The investigational compound evobrutinib acts on the immune system by promoting anti-inflammatory behavior of macrophages — immune cells that engulf and digest pathogens — and the death of pro-inflammatory ones, a study reports.
This suggests benefits in systemic lupus erythematosus (SLE) and rheumatoid arthritis besides the suppression of B-cells.
The research, “Inhibition of Bruton’s Tyrosine Kinase (BTK) Prevents Inflammatory Macrophage Differentiation: A Potential Role in RA and SLE,” was presented at the recent 2018 American College of Rheumatology/Association for Rheumatology Health Professionals Annual Meeting in Chicago.
Bruton’s tyrosine kinase (BTK) was initially characterized as a mediator of B-cell receptor signaling in adaptive immunity, which is activated by pathogens and uses an immunological memory to respond appropriately.
However, accumulating evidence has shown that BTK also acts in cells of the innate immune system, such as macrophages and their precursors, monocytes. These cells may have pro-inflammatory and anti-inflammatory effects, playing a key role in both the exacerbation and control of autoimmune diseases.
Evobrutinib, a BTK inhibitor developed by Merck KGaA, suppresses B-cell responses and prevents innate immune activation via the Fc receptor.
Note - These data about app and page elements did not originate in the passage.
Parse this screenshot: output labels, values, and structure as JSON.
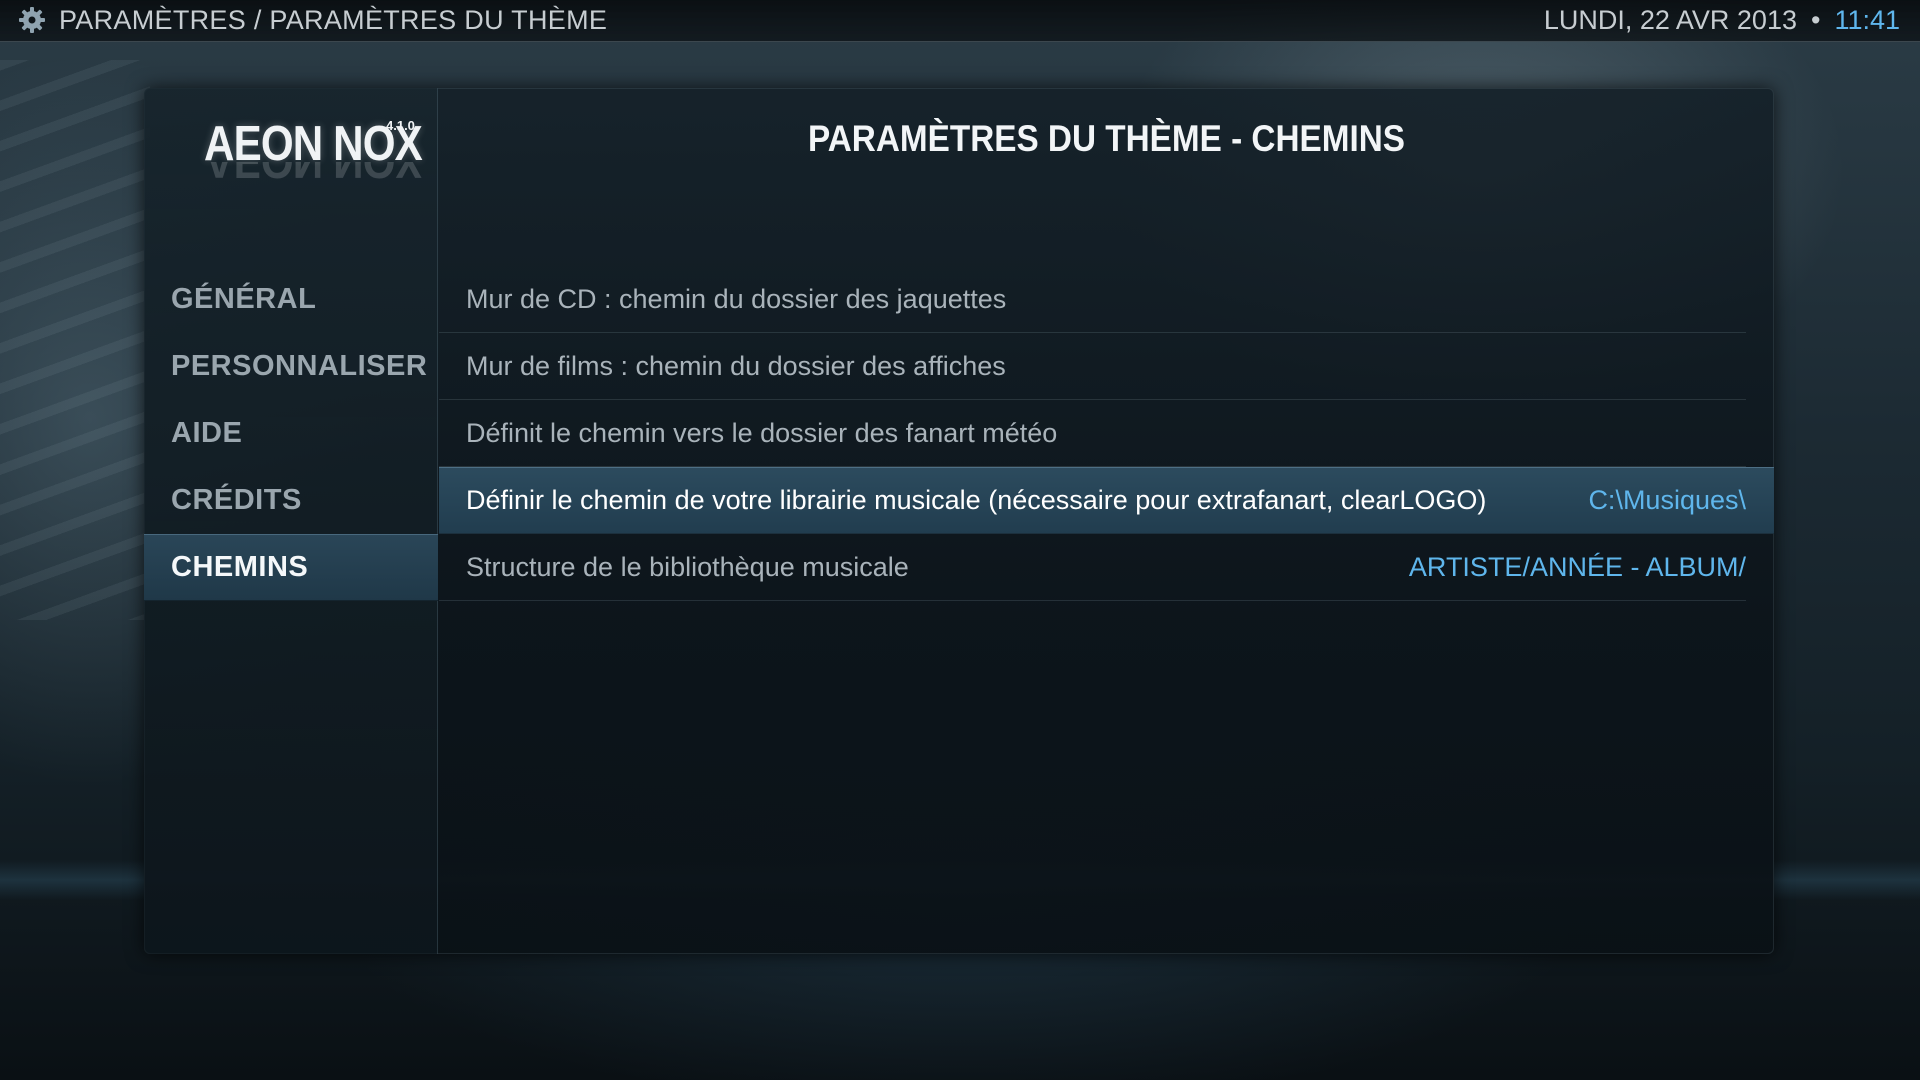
{
  "header": {
    "breadcrumb": "PARAMÈTRES / PARAMÈTRES DU THÈME",
    "date": "LUNDI, 22 AVR 2013",
    "separator": "•",
    "time": "11:41",
    "icon": "gear-icon"
  },
  "logo": {
    "text": "AEON NOX",
    "version": "4.1.0"
  },
  "sidebar": {
    "items": [
      {
        "label": "GÉNÉRAL",
        "active": false
      },
      {
        "label": "PERSONNALISER",
        "active": false
      },
      {
        "label": "AIDE",
        "active": false
      },
      {
        "label": "CRÉDITS",
        "active": false
      },
      {
        "label": "CHEMINS",
        "active": true
      }
    ]
  },
  "main": {
    "title": "PARAMÈTRES DU THÈME - CHEMINS",
    "settings": [
      {
        "label": "Mur de CD : chemin du dossier des jaquettes",
        "value": ""
      },
      {
        "label": "Mur de films : chemin du dossier des affiches",
        "value": ""
      },
      {
        "label": "Définit le chemin vers le dossier des fanart météo",
        "value": ""
      },
      {
        "label": "Définir le chemin de votre librairie musicale (nécessaire pour extrafanart, clearLOGO)",
        "value": "C:\\Musiques\\"
      },
      {
        "label": "Structure de le bibliothèque musicale",
        "value": "ARTISTE/ANNÉE - ALBUM/"
      }
    ]
  },
  "colors": {
    "accent": "#5fb6ec",
    "selection": "#2c4b5e",
    "panel": "#14202a"
  }
}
Preclinical studies suggested that evobrutinib may be effective in SLE and rheumatoid arthritis.
A team of researchers set out to study the impact of BTK inhibition with evobrutinib on the differentiation and activation of macrophages.
For this purpose, the investigators isolated monocytes from the peripheral blood of healthy volunteers and treated them with GM-CSF, a factor that usually makes monocytes grow into pro-inflammatory (M1) macrophages.
However, the results showed that BTK activation was mediated by the GM-CSF receptor, and treatment with evobrutinib caused M1 macrophages to die.
To determine if monocytes were converting into pro-inflammatory or anti-inflammatory (M2) macrophages, the researchers examined a range of molecules specific to each macrophage subtype.
They found that, after treatment with evobrutinib, monocytes were producing significantly less of the pro-inflammatory molecules interleukin (IL)-1 beta and TNF-alpha, but more of the IL-10 anti-inflammatory protein, suggesting that these cells were turning into M2 macrophages.
M2 macrophages also worked better after treatment, clearing death cells in a more efficient way than prior to treatment.
“Our findings show that BTK inhibition hinders M1 macrophage differentiation and skews monocytes towards an anti-inflammatory M2 phenotype, while enhancing apoptotic cell uptake by M2 cells,” the scientists wrote.
According to the team, these findings suggest that evobrutinib could have additional benefits in autoimmune diseases such as SLE and rheumatoid arthritis, by targeting both B-cells and myeloid cells, which include monocytes and macrophages.
Of note, three of the study’s authors are affiliated with Merck KGaA, while another is affiliated with EMD Serono (Merck KgaA in the U.S. and Canada).